There is, of course, a cake for the groom, too: the groom's cake began spreading in the same period in Yorkshire, becoming increasingly popular starting from the Victorian age: it was a dark dessert made with nuts and candied fruit, smaller than the bride's pie, and which was cut into squares and given to guests at the end of the day as a souvenir of the wedding, a sort of edible party favour. We have to wait another two centuries for the wedding cake to begin to take on an appearance similar to the contemporary one, with white decorations designed recalling the purity of the bride, but also the well-being of families: sugar, in fact, was very expensive at the time, therefore a frosted cake meant that parents could afford larger expenses. Even today, royal icing is so called because of wedding cakes, in particular the one of Queen Victoria, almost three metres wide and weighing 140 kilos!
Traditions and the ritual of cutting the cake

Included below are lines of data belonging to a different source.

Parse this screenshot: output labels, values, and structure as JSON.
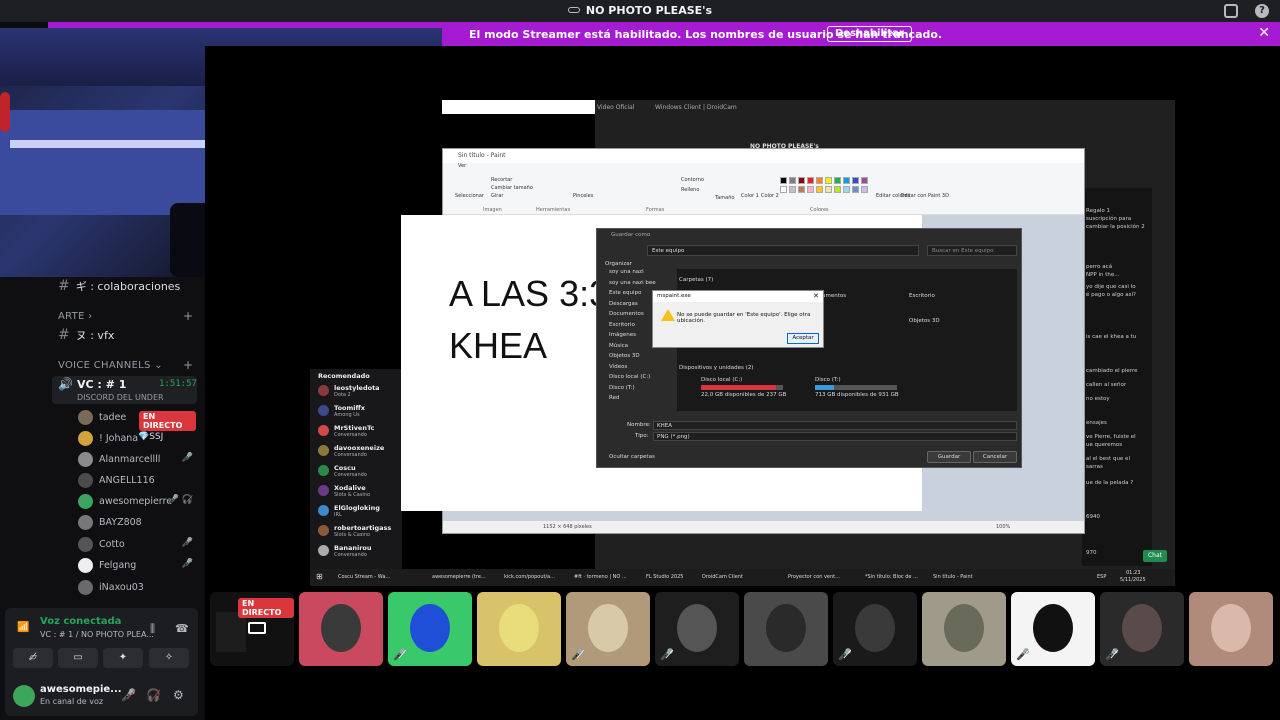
{
  "window": {
    "title": "NO PHOTO PLEASE's"
  },
  "banner": {
    "message": "El modo Streamer está habilitado. Los nombres de usuario se han truncado.",
    "button": "Deshabilitar",
    "close": "✕"
  },
  "channels": [
    {
      "prefix": "#",
      "name": "ギ : colaboraciones"
    },
    {
      "prefix": "#",
      "name": "ヌ : vfx"
    }
  ],
  "categories": {
    "arte": "ARTE",
    "voice": "VOICE CHANNELS"
  },
  "voice_channel": {
    "name": "VC : # 1",
    "timer": "1:51:57",
    "subtitle": "DISCORD DEL UNDER"
  },
  "members": [
    {
      "name": "tadee",
      "badge": "EN DIRECTO",
      "color": "#7a6a5a"
    },
    {
      "name": "! Johana",
      "badge": "💎SSJ",
      "color": "#d4a23a"
    },
    {
      "name": "Alanmarcellll",
      "icon": "🎤̸",
      "color": "#8a8a8a"
    },
    {
      "name": "ANGELL116",
      "color": "#4b4b4b"
    },
    {
      "name": "awesomepierre",
      "icon": "🎤̸ 🎧̸",
      "color": "#3ba55c"
    },
    {
      "name": "BAYZ808",
      "color": "#777777"
    },
    {
      "name": "Cotto",
      "icon": "🎤̸",
      "color": "#555555"
    },
    {
      "name": "Felgang",
      "icon": "🎤̸",
      "color": "#eeeeee"
    },
    {
      "name": "iNaxou03",
      "color": "#6a6a6a"
    }
  ],
  "voice_panel": {
    "status": "Voz conectada",
    "location": "VC : # 1 / NO PHOTO PLEA...",
    "username": "awesomepie...",
    "user_status": "En canal de voz"
  },
  "obs_tabs": [
    "Video Oficial",
    "Windows Client | DroidCam"
  ],
  "obs_preview_title": "NO PHOTO PLEASE's",
  "chat_lines": [
    "Regalo 1",
    "suscripción para",
    "cambiar la posición 2",
    "perro acá",
    "NPP in the...",
    "yo dije que casi lo",
    "é pago o algo así?",
    "is cae el khea a tu",
    "cambiado el pierre",
    "callen al señor",
    "no estoy",
    "ensajes",
    "ve Pierre, fuiste el",
    "ue queremos",
    "al el best que el",
    "sarras",
    "ue de la pelada ?",
    "6940",
    "970"
  ],
  "chat_send": "Chat",
  "recommended": {
    "header": "Recomendado",
    "items": [
      {
        "name": "leostyledota",
        "sub": "Dota 2",
        "color": "#8a3a3a"
      },
      {
        "name": "Toomiffx",
        "sub": "Among Us",
        "color": "#3a4a8a"
      },
      {
        "name": "MrStivenTc",
        "sub": "Conversando",
        "color": "#d04a4a"
      },
      {
        "name": "davooxeneize",
        "sub": "Conversando",
        "color": "#8a7a3a"
      },
      {
        "name": "Coscu",
        "sub": "Conversando",
        "color": "#2a8a4a"
      },
      {
        "name": "Xodalive",
        "sub": "Slots & Casino",
        "color": "#6a3a8a"
      },
      {
        "name": "ElGlogloking",
        "sub": "IRL",
        "color": "#3a8acc"
      },
      {
        "name": "robertoartigass",
        "sub": "Slots & Casino",
        "color": "#8a5a3a"
      },
      {
        "name": "Bananirou",
        "sub": "Conversando",
        "color": "#aaaaaa"
      }
    ]
  },
  "paint": {
    "title": "Sin título - Paint",
    "menu": "Ver",
    "groups": [
      "Imagen",
      "Herramientas",
      "Formas",
      "Colores"
    ],
    "tools": [
      "Recortar",
      "Cambiar tamaño",
      "Girar",
      "Seleccionar",
      "Pinceles",
      "Contorno",
      "Relleno",
      "Tamaño",
      "Color 1",
      "Color 2",
      "Editar colores",
      "Editar con Paint 3D"
    ],
    "canvas_line1": "A LAS 3:3",
    "canvas_line2": "KHEA",
    "status_size": "1152 × 648 píxeles",
    "zoom": "100%",
    "palette": [
      "#000000",
      "#7f7f7f",
      "#880015",
      "#ed1c24",
      "#ff7f27",
      "#fff200",
      "#22b14c",
      "#00a2e8",
      "#3f48cc",
      "#a349a4",
      "#ffffff",
      "#c3c3c3",
      "#b97a57",
      "#ffaec9",
      "#ffc90e",
      "#efe4b0",
      "#b5e61d",
      "#99d9ea",
      "#7092be",
      "#c8bfe7"
    ]
  },
  "save_dialog": {
    "title": "Guardar como",
    "path": "Este equipo",
    "search_placeholder": "Buscar en Este equipo",
    "organize": "Organizar",
    "nav": [
      "soy una nazi",
      "soy una nazi bee",
      "Este equipo",
      "Descargas",
      "Documentos",
      "Escritorio",
      "Imágenes",
      "Música",
      "Objetos 3D",
      "Vídeos",
      "Disco local (C:)",
      "Disco (T:)",
      "Red"
    ],
    "folders_header": "Carpetas (7)",
    "folders": [
      "cumentos",
      "Escritorio",
      "Objetos 3D"
    ],
    "devices_header": "Dispositivos y unidades (2)",
    "drives": [
      {
        "name": "Disco local (C:)",
        "free": "22,0 GB disponibles de 237 GB",
        "used_fraction": 0.91,
        "color": "#da373c"
      },
      {
        "name": "Disco (T:)",
        "free": "713 GB disponibles de 931 GB",
        "used_fraction": 0.23,
        "color": "#3a9ad9"
      }
    ],
    "filename_label": "Nombre:",
    "filename": "KHEA",
    "type_label": "Tipo:",
    "type": "PNG (*.png)",
    "hide_folders": "Ocultar carpetas",
    "save": "Guardar",
    "cancel": "Cancelar"
  },
  "error_box": {
    "title": "mspaint.exe",
    "message": "No se puede guardar en 'Este equipo'. Elige otra ubicación.",
    "ok": "Aceptar"
  },
  "taskbar": {
    "items": [
      "Coscu Stream - Wa...",
      "awesomepierre (tre...",
      "kick.com/popout/a...",
      "#ft · tormeno | NO ...",
      "FL Studio 2025",
      "DroidCam Client",
      "Proyector con vent...",
      "*Sin título: Bloc de ...",
      "Sin título - Paint"
    ],
    "lang": "ESP",
    "time": "01:23",
    "date": "5/11/2025"
  },
  "stream_tile": {
    "live": "EN DIRECTO"
  },
  "tiles": [
    {
      "bg": "#c94a5e",
      "face": "#3a3a3a",
      "muted": false
    },
    {
      "bg": "#39c96b",
      "face": "#1f4fd6",
      "muted": true
    },
    {
      "bg": "#d8c26a",
      "face": "#e9dc7a",
      "muted": false
    },
    {
      "bg": "#b09a7a",
      "face": "#d8c9a8",
      "muted": true
    },
    {
      "bg": "#1e1e1e",
      "face": "#555555",
      "muted": true
    },
    {
      "bg": "#4a4a4a",
      "face": "#2a2a2a",
      "muted": false
    },
    {
      "bg": "#1a1a1a",
      "face": "#3a3a3a",
      "muted": true
    },
    {
      "bg": "#a09a8a",
      "face": "#6a6a5a",
      "muted": false
    },
    {
      "bg": "#f4f4f4",
      "face": "#111111",
      "muted": true
    },
    {
      "bg": "#2a2a2a",
      "face": "#5a4a4a",
      "muted": true
    },
    {
      "bg": "#b08a7a",
      "face": "#d9b9a9",
      "muted": false
    }
  ]
}
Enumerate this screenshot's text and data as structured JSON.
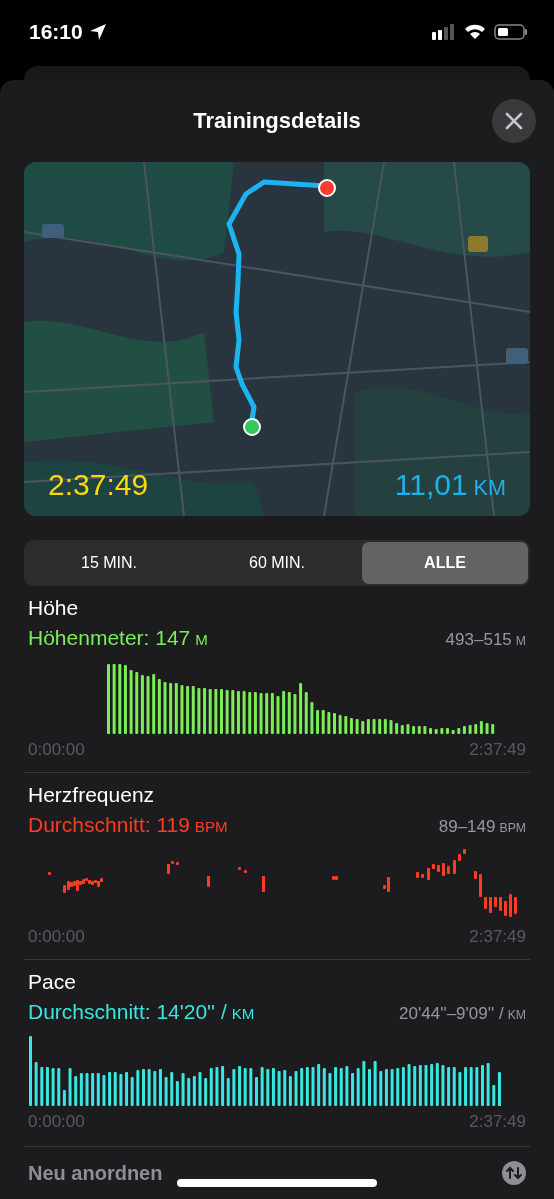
{
  "status_bar": {
    "time": "16:10"
  },
  "sheet": {
    "title": "Trainingsdetails"
  },
  "map": {
    "kind": "picture",
    "duration": "2:37:49",
    "distance": "11,01",
    "distance_unit": "KM"
  },
  "range_tabs": [
    {
      "label": "15 MIN.",
      "selected": false
    },
    {
      "label": "60 MIN.",
      "selected": false
    },
    {
      "label": "ALLE",
      "selected": true
    }
  ],
  "metrics": [
    {
      "kind": "elevation",
      "title": "Höhe",
      "summary": "Höhenmeter: 147",
      "summary_unit": "M",
      "color": "#7ced57",
      "range": "493–515",
      "range_unit": "M",
      "start": "0:00:00",
      "end": "2:37:49"
    },
    {
      "kind": "heart",
      "title": "Herzfrequenz",
      "summary": "Durchschnitt: 119",
      "summary_unit": "BPM",
      "color": "#ff3b22",
      "range": "89–149",
      "range_unit": "BPM",
      "start": "0:00:00",
      "end": "2:37:49"
    },
    {
      "kind": "pace",
      "title": "Pace",
      "summary": "Durchschnitt: 14'20'' /",
      "summary_unit": "KM",
      "color": "#3ae6e0",
      "range": "20'44''–9'09'' /",
      "range_unit": "KM",
      "start": "0:00:00",
      "end": "2:37:49"
    }
  ],
  "footer": {
    "label": "Neu anordnen"
  }
}
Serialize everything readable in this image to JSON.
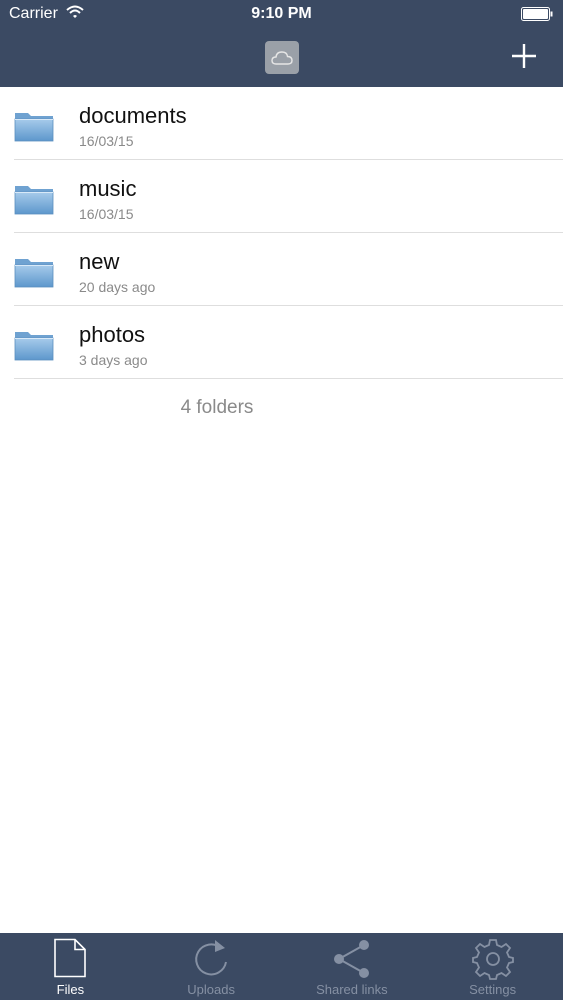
{
  "status": {
    "carrier": "Carrier",
    "time": "9:10 PM"
  },
  "header": {
    "cloud_icon": "cloud-icon",
    "add_icon": "plus-icon"
  },
  "folders": [
    {
      "name": "documents",
      "date": "16/03/15"
    },
    {
      "name": "music",
      "date": "16/03/15"
    },
    {
      "name": "new",
      "date": "20 days ago"
    },
    {
      "name": "photos",
      "date": "3 days ago"
    }
  ],
  "folder_count": "4 folders",
  "tabs": [
    {
      "label": "Files",
      "icon": "file-icon",
      "active": true
    },
    {
      "label": "Uploads",
      "icon": "refresh-icon",
      "active": false
    },
    {
      "label": "Shared links",
      "icon": "share-icon",
      "active": false
    },
    {
      "label": "Settings",
      "icon": "gear-icon",
      "active": false
    }
  ],
  "colors": {
    "bar": "#3b4a63",
    "folder_blue": "#7fb0dc",
    "inactive_tab": "#8590a3"
  }
}
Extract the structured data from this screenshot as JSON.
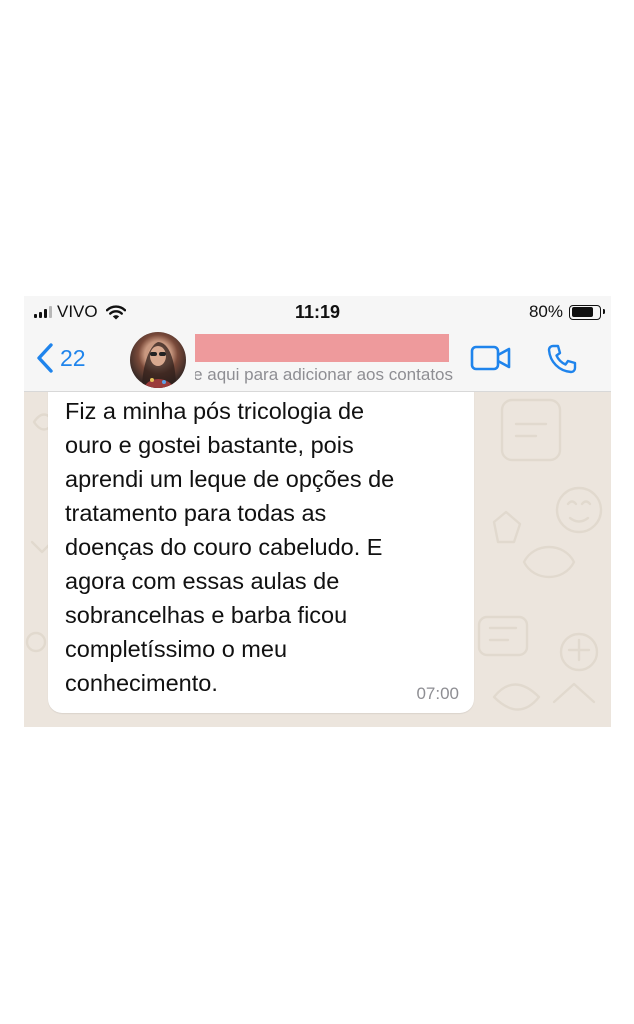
{
  "status_bar": {
    "carrier": "VIVO",
    "time": "11:19",
    "battery_percent": "80%",
    "battery_level": 0.8,
    "signal_bars_active": 3,
    "signal_bars_total": 4
  },
  "header": {
    "back_count": "22",
    "contact_hint": "Toque aqui para adicionar aos contatos",
    "name_redaction_color": "#ee9a9c",
    "icons": [
      "chevron-left-icon",
      "video-call-icon",
      "phone-icon"
    ]
  },
  "message": {
    "text": "Fiz a minha pós tricologia de\nouro e gostei bastante, pois\naprendi um leque de opções de\ntratamento para todas as\ndoenças do couro cabeludo.    E\nagora com essas aulas de\nsobrancelhas e barba ficou\ncompletíssimo o meu\nconhecimento.",
    "time": "07:00"
  },
  "colors": {
    "accent": "#1f84ec",
    "chat_background": "#ece5dd",
    "bubble": "#ffffff",
    "header_background": "#f6f6f6"
  }
}
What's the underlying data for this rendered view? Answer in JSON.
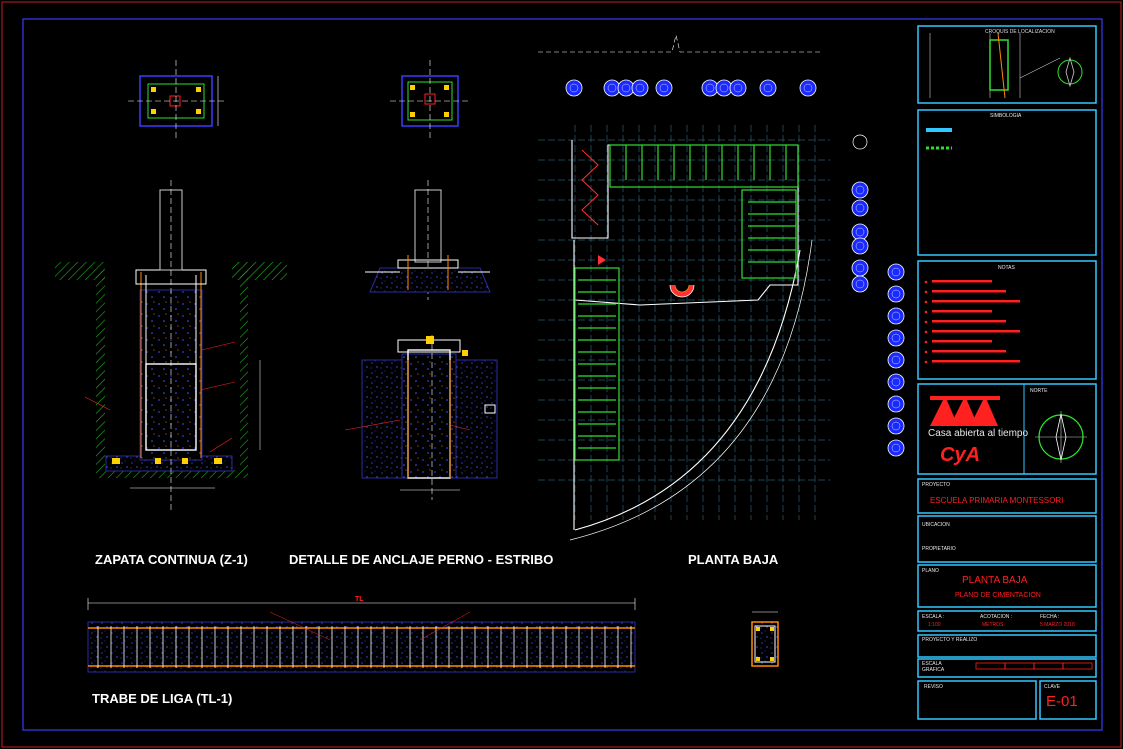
{
  "titles": {
    "zapata": "ZAPATA CONTINUA (Z-1)",
    "anclaje": "DETALLE DE ANCLAJE PERNO - ESTRIBO",
    "planta": "PLANTA BAJA",
    "trabe": "TRABE DE LIGA (TL-1)"
  },
  "dims": {
    "tl": "TL"
  },
  "titleblock": {
    "croquis": "CROQUIS DE LOCALIZACION",
    "simbologia": "SIMBOLOGIA",
    "notas": "NOTAS",
    "norte": "NORTE",
    "logo_tag": "Casa abierta al tiempo",
    "logo_mark": "CyA",
    "proyecto_label": "PROYECTO",
    "proyecto": "ESCUELA PRIMARIA MONTESSORI",
    "ubicacion_label": "UBICACION",
    "propietario_label": "PROPIETARIO",
    "plano_label": "PLANO",
    "plano_title": "PLANTA BAJA",
    "plano_sub": "PLANO DE CIMENTACION",
    "escala_label": "ESCALA :",
    "acot_label": "ACOTACION :",
    "fecha_label": "FECHA :",
    "escala": "1:100",
    "acot": "METROS",
    "fecha": "5 MARZO 2018",
    "proyecto_realizo": "PROYECTO Y REALIZO",
    "escala_grafica": "ESCALA GRAFICA",
    "reviso": "REVISO",
    "clave_label": "CLAVE",
    "clave": "E-01"
  },
  "colors": {
    "frame_red": "#c81e1e",
    "frame_blue": "#3a3aff",
    "rebar_green": "#2ee02e",
    "concrete_blue": "#2a2aa0",
    "column_blue": "#1a2aff",
    "tb_cyan": "#32c8ff",
    "orange": "#ff8a00",
    "grid_green": "#6ad27a"
  }
}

Whatever the chosen wedding cake, the moment of cutting the cake is one of the most romantic and evocative of the entire ceremony. After dinner (or lunch), a special space is chosen to devote to this ritual, generally outdoors. If in the evening, the moment is accompanied by lights and candles, there's always background music as well as photographs. As you know, the cut must be done together… but how? Tradition has it that the bride holds her knife, while the groom places his hands on hers. The first bite is usually intended for the couple, although an ancient tradition, called the "five slices," dictates a dfferent order: the bride will serve the first slice of cake to her husband, then to her mother-in-law, to her mother, to her father-in-law and finally to her dad. An ancient and often forgotten custom, which will delight lovers of etiquette. A recent custom coming from the United States and which is also becoming popular in Italy is instead keeping the highest and smallest layer of the cake in the freezer and taking it out at every anniversary to relive a magical moment. American pastry art, however, is very different from the Italian one: sugar paste cakes are more easily preserved, while the traditional Italian ones with fresh creams will hardly last for a year, even if stored in the freezer. A word of advice: keep the cake topper, whether it's made of sugar, plastic or wood, and use it year after year to decorate a fresh cake and relive the emotions of the big day.
by Michela Becchi